Board of directors
as of 11/25/2021
SOURCE: Self-reported by organization
Board chair

Isha Datar

Board leadership practices

SOURCE: Self-reported by organization

GuideStar worked with BoardSource, the national leader in nonprofit board leadership and governance, to create this section.

  • Board orientation and education
    Does the board conduct a formal orientation for new board members and require all board members to sign a written agreement regarding their roles, responsibilities, and expectations? Yes
  • CEO oversight
    Has the board conducted a formal, written assessment of the chief executive within the past year ? Yes
  • Ethics and transparency
    Have the board and senior staff reviewed the conflict-of-interest policy and completed and signed disclosure statements in the past year? Yes
  • Board composition
    Does the board ensure an inclusive board member recruitment process that results in diversity of thought and leadership? Yes
  • Board performance
    Has the board conducted a formal, written self-assessment of its performance within the past three years? Not applicable

Organizational demographics

SOURCE: Self-reported; last updated 11/25/2021

Who works and leads organizations that serve our diverse communities? GuideStar partnered on this section with CHANGE Philanthropy and Equity in the Center.

Leadership

The organization's leader identifies as:
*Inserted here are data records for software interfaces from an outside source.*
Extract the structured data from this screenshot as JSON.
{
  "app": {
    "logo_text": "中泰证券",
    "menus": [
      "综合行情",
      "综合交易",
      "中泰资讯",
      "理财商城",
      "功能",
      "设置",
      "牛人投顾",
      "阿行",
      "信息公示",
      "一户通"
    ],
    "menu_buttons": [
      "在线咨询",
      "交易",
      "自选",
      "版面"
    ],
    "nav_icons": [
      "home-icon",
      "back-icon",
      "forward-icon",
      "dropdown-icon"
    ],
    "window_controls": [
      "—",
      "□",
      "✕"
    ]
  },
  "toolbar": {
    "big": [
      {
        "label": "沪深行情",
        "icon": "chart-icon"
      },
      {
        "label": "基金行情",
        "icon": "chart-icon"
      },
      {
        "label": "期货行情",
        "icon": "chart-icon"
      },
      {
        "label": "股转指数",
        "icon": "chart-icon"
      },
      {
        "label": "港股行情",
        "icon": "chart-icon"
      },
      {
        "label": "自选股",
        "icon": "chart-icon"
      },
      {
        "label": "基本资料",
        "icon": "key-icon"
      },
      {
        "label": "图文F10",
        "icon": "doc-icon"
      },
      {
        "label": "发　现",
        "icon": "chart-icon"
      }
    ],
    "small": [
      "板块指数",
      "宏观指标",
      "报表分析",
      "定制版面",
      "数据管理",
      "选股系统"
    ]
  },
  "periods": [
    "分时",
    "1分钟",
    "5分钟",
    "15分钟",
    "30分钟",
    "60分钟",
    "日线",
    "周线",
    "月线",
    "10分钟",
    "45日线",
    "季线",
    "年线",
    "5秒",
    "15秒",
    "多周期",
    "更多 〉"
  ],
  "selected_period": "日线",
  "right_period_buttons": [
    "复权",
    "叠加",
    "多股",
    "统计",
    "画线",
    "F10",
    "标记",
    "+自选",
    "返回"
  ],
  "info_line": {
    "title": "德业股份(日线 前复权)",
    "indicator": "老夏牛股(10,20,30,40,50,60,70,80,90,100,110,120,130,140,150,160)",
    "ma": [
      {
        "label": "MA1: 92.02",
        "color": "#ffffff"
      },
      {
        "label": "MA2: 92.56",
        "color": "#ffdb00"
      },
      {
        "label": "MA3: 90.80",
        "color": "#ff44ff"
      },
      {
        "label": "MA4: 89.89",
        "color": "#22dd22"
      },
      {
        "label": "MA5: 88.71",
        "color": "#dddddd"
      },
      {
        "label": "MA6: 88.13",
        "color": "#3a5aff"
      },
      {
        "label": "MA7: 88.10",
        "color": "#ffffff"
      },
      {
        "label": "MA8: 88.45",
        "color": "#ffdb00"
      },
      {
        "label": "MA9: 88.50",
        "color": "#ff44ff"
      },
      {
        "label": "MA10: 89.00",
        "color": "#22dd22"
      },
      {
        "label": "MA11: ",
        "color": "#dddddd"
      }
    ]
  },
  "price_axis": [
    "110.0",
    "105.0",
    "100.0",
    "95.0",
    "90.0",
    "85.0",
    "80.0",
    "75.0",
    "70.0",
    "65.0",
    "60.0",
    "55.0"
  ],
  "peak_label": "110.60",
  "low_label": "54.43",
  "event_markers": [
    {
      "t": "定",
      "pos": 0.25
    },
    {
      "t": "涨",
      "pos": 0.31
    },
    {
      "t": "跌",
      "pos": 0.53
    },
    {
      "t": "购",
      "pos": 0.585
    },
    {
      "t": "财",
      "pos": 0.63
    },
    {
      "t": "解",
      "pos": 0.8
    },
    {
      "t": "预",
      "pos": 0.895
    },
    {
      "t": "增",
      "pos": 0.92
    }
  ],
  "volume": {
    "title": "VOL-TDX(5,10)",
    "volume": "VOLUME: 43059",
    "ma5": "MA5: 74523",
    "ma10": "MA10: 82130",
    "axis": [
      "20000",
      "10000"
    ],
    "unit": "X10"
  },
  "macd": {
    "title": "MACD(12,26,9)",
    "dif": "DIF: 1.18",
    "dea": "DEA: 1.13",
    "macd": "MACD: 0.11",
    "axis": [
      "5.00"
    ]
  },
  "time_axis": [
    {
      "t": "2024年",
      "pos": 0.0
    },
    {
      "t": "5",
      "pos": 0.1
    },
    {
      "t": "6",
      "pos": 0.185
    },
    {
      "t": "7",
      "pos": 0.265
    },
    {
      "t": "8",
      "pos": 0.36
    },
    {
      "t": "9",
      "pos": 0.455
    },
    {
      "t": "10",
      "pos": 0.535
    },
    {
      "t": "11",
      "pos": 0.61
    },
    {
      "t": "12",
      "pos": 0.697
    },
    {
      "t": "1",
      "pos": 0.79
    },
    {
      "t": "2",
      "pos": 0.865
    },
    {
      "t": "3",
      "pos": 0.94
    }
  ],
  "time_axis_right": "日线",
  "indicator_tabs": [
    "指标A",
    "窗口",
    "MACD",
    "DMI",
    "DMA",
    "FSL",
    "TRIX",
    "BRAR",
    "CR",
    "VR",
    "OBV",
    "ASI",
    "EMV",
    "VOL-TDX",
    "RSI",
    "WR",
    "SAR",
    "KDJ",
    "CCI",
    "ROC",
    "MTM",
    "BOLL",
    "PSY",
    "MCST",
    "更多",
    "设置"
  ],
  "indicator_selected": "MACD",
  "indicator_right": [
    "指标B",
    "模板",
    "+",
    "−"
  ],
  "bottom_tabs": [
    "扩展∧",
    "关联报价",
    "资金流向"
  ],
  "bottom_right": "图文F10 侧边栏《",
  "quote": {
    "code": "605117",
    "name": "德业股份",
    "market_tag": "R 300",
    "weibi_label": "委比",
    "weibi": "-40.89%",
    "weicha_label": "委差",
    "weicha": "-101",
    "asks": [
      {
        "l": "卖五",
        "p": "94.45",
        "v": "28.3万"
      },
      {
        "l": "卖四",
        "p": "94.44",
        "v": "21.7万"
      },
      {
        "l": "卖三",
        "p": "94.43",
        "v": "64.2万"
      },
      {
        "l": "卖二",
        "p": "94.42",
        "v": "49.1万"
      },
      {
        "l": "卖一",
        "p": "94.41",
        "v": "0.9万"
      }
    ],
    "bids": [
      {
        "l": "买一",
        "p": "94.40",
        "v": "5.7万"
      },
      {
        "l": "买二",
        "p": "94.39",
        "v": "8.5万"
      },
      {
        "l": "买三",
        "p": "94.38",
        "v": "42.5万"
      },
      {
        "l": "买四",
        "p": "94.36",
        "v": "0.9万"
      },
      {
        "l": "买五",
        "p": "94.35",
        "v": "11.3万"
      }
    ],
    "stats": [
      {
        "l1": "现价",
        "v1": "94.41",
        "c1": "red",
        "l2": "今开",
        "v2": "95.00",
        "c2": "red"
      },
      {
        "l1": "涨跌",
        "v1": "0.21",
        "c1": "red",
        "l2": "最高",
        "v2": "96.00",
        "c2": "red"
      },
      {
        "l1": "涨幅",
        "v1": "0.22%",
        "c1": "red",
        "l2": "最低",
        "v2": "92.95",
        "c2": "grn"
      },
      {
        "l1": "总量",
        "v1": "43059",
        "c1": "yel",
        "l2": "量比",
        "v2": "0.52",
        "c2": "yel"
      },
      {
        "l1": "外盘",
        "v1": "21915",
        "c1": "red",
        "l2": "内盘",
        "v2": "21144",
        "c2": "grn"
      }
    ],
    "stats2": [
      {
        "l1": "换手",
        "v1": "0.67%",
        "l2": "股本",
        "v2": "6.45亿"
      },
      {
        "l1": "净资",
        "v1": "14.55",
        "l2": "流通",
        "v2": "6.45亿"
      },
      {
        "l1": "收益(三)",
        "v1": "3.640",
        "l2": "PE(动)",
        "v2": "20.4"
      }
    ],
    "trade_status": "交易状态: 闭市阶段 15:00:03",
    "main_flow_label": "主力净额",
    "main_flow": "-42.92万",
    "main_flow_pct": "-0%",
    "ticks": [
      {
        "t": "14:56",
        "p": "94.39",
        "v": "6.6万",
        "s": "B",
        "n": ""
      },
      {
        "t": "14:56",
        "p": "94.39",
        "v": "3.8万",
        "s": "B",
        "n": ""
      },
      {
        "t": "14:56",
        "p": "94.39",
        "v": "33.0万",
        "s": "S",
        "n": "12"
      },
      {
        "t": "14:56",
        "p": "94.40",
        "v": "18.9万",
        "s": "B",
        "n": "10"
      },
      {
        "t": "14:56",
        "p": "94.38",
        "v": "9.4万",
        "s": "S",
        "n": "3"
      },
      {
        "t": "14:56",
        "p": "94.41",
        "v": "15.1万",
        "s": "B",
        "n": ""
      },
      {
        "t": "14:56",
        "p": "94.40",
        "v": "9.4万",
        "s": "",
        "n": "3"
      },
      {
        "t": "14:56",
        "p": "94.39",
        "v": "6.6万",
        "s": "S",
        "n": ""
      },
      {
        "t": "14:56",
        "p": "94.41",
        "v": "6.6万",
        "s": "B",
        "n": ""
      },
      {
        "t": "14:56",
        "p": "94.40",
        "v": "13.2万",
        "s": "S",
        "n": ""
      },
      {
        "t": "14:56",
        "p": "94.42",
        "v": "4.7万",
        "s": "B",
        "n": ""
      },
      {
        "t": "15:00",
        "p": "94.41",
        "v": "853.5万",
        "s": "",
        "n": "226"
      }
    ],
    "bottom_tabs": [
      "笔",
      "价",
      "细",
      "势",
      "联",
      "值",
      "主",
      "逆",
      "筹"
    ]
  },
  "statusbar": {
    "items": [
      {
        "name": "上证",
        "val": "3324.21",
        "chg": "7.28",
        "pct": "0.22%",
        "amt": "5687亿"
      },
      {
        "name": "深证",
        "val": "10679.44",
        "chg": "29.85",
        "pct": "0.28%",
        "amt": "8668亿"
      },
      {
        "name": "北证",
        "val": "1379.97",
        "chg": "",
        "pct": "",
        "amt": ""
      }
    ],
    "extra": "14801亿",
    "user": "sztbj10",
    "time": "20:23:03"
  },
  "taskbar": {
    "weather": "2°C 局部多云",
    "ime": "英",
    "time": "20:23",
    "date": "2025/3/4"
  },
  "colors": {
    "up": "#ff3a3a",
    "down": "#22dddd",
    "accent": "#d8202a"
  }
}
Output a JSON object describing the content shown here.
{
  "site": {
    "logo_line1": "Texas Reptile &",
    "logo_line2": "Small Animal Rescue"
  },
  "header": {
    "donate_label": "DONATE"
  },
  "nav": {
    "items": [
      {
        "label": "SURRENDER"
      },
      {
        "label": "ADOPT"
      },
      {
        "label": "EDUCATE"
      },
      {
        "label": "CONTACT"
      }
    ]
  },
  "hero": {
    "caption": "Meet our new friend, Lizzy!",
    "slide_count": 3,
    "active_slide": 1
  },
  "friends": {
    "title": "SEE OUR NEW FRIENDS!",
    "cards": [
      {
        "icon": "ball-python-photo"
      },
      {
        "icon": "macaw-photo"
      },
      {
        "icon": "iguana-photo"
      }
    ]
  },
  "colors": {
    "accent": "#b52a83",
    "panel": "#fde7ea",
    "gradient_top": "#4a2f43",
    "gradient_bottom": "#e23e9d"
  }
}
Race & ethnicity
Decline to state
Sexual orientation
Decline to state
Disability status
Decline to state

Race & ethnicity

No data

Gender identity

No data

 

No data

Sexual orientation

No data

Disability

No data